Unlike Alex Garland’s allegorical horror flick aimed at interrogating the patriarchy and misogyny, “Men,” co-directors Saela Davis and Anna Rose Holmer’s “God’s Creatures” relies not on heightened provocations, but on subtle, nuanced turns. The film ever-so-deliberately breaks down how religion, industry, and a culture's unrelenting desire to excuse men's toxic behavior influences this secluded community.
While every gust of cold, apathetic wind and every damp surface can be felt in the tactile precision of “God’s Creatures,” the biggest draws are its perceptive performances. Watson’s internal kineticism, seen on every corner of her face and body, as captured by filmmakers unafraid of a close-up, provides the dramatic fulcrum of this moral quandary. Murphy accomplishes the most with her barren screen time, offering the narrative unforgettable, acute punctuations. But Mescal, in a year where he’s already astounded in Charlotte Wells’ aching coming-of-age drama “Aftersun,” is note-perfect in a role that understands how abusers are rarely one thing or the other, rarely a flip of the switch from nice to menacing. They terrifyingly exist, openly, with broad patriarchal support, as both friend and foe.
From Sierra Pettengill’s hard-hitting “Riotsville, U.S.A.” to Daniel Roher’s spy thriller “Nalvany,” 2022 has been a magnificent year for politically charged documentaries. One that’s unfortunately flown under the radar is the co-director Tonya Lewis Lee and Paula Eiselt’s bracingly intimate “Aftershock.”

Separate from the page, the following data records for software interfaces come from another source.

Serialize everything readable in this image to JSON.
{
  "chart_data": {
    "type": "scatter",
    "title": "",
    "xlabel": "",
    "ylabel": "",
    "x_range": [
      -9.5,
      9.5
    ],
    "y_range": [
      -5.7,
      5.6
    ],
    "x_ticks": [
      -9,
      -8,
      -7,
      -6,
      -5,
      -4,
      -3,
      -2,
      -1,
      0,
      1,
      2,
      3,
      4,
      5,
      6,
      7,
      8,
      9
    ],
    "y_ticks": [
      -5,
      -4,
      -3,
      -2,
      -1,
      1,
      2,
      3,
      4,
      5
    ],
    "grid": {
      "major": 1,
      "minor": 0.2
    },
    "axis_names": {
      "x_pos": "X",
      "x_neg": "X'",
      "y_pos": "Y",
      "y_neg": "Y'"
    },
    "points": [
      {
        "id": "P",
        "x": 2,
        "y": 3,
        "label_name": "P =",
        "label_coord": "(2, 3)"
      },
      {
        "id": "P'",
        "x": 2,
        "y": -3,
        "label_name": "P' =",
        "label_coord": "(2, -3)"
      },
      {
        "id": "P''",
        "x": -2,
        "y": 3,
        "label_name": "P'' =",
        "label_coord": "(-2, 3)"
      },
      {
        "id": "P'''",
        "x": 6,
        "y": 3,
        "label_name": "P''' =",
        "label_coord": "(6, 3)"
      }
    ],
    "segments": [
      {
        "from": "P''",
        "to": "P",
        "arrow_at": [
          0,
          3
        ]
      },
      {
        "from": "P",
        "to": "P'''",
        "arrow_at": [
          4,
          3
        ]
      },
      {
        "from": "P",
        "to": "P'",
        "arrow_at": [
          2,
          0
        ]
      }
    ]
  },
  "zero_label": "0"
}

The film takes notice of the real risk Black mothers-to-be experience in the American hospital system by spotlighting the heartbreaking deaths of Shamony Gibson and Amber Isaac. These two women from New York City died from childbirth-related complications, leaving behind their children and loved ones. Their spouses and remaining family now lead the fight, hoping to reform the dangerously prejudiced habits of medical professionals who ignore the pain of Black women.
The magic of “Aftershock” springs from Lee and Eiselt’s uncanny ability to distill this pervasive crisis from its heavy statistics and historical roots (which trace back to slavery) into fully felt human stories captured with sensitive vérité filmmaking. And unlike other documentaries made to raise a red flag, “Aftershock” doesn’t stop at simply calling out the issue. It offers solutions, primarily by highlighting midwives and birthing doulas. Due to the inherent tragedy of the subject matter, Lewis and Eiselt cannot provide a happy ending to these senseless deaths. But with “Aftershock” they provide a loud, imperative call that deserves to be heard.